NetWellness is a global, community service providing quality, unbiased health information from our partner university faculty. NetWellness is commercial-free and does not accept advertising.
Wednesday, July 30, 2014
Face and Jaw Surgery
Recurring open bite
I am an 18 year old student with a quickly progressing open bite (I believe it is classified as an anterior open bite.) I have been treated with orthodontics twice, once at age 13 and again at 17. Both times my open bite has returned, resulting in a larger opening on the right side of my mouth than on the left. This is creating minor lateral lisping, which is certainly a daily inconvenience and source of embarrassment. I was diagnosed with a "tongue thrust" habit by a TMJ specialist, which I have since corrected with speech therapy, but the bite continues to worsen. I am aware that surgery can correct an adult open bite, and it is a path I am most certainly willing to take, but both my TMJ doctor and my orthodontist have told me that we can take no further action until the source of the open bite is determined. They have also told me, however, that they can do nothing more to determine the cause. Obviously, this is extremely frustrating to me, and I am being forced to seek help elsewhere. I was curious as to whether or not you had ever encountered any other cases similar to mine, and if so, what course of action was taken?
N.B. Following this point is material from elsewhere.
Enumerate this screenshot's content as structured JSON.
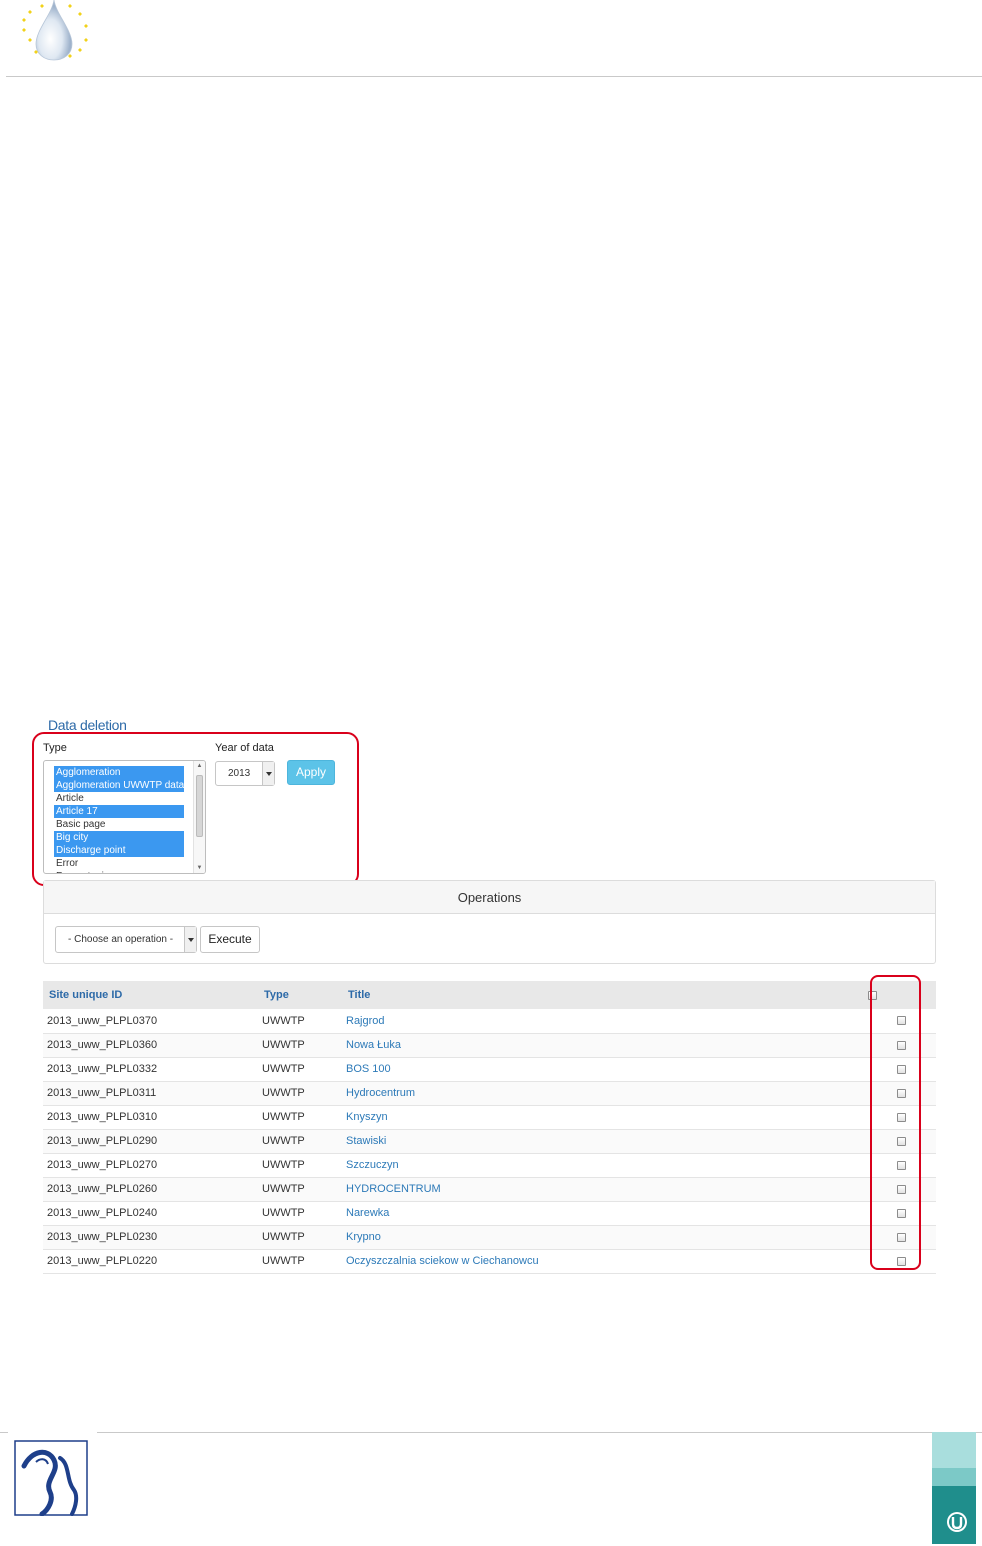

This is not an uncommon situation when someone develops an anterior open bite or apertognathia. If the cause of the discrepancy is due to a skeletal growth disturbance, it really doesn't matter how much orthodontic forces you apply to the teeth, they will eventually tend to return to their original position, because the orthodontic movement is making the dentoalveolar (teeth and bone) segment unstable. This process or phenomenon is referred to as relapse, and to prevent it from happening again, corrective jaw surgery is necessary.
A word of caution: some anterior open bite develop due to resorption of the condylar heads (the top bits of the jaw bone that conform the temporomandibular joint). If this is the case, management is quite different.
My recommendation is for you to set up a consultation appointment with a local oral & maxillofacial surgeon who performs orthognathic surgery.
Guillermo E Chacon, DDS
Associate Professor of Dentistry
College of Dentistry
The Ohio State University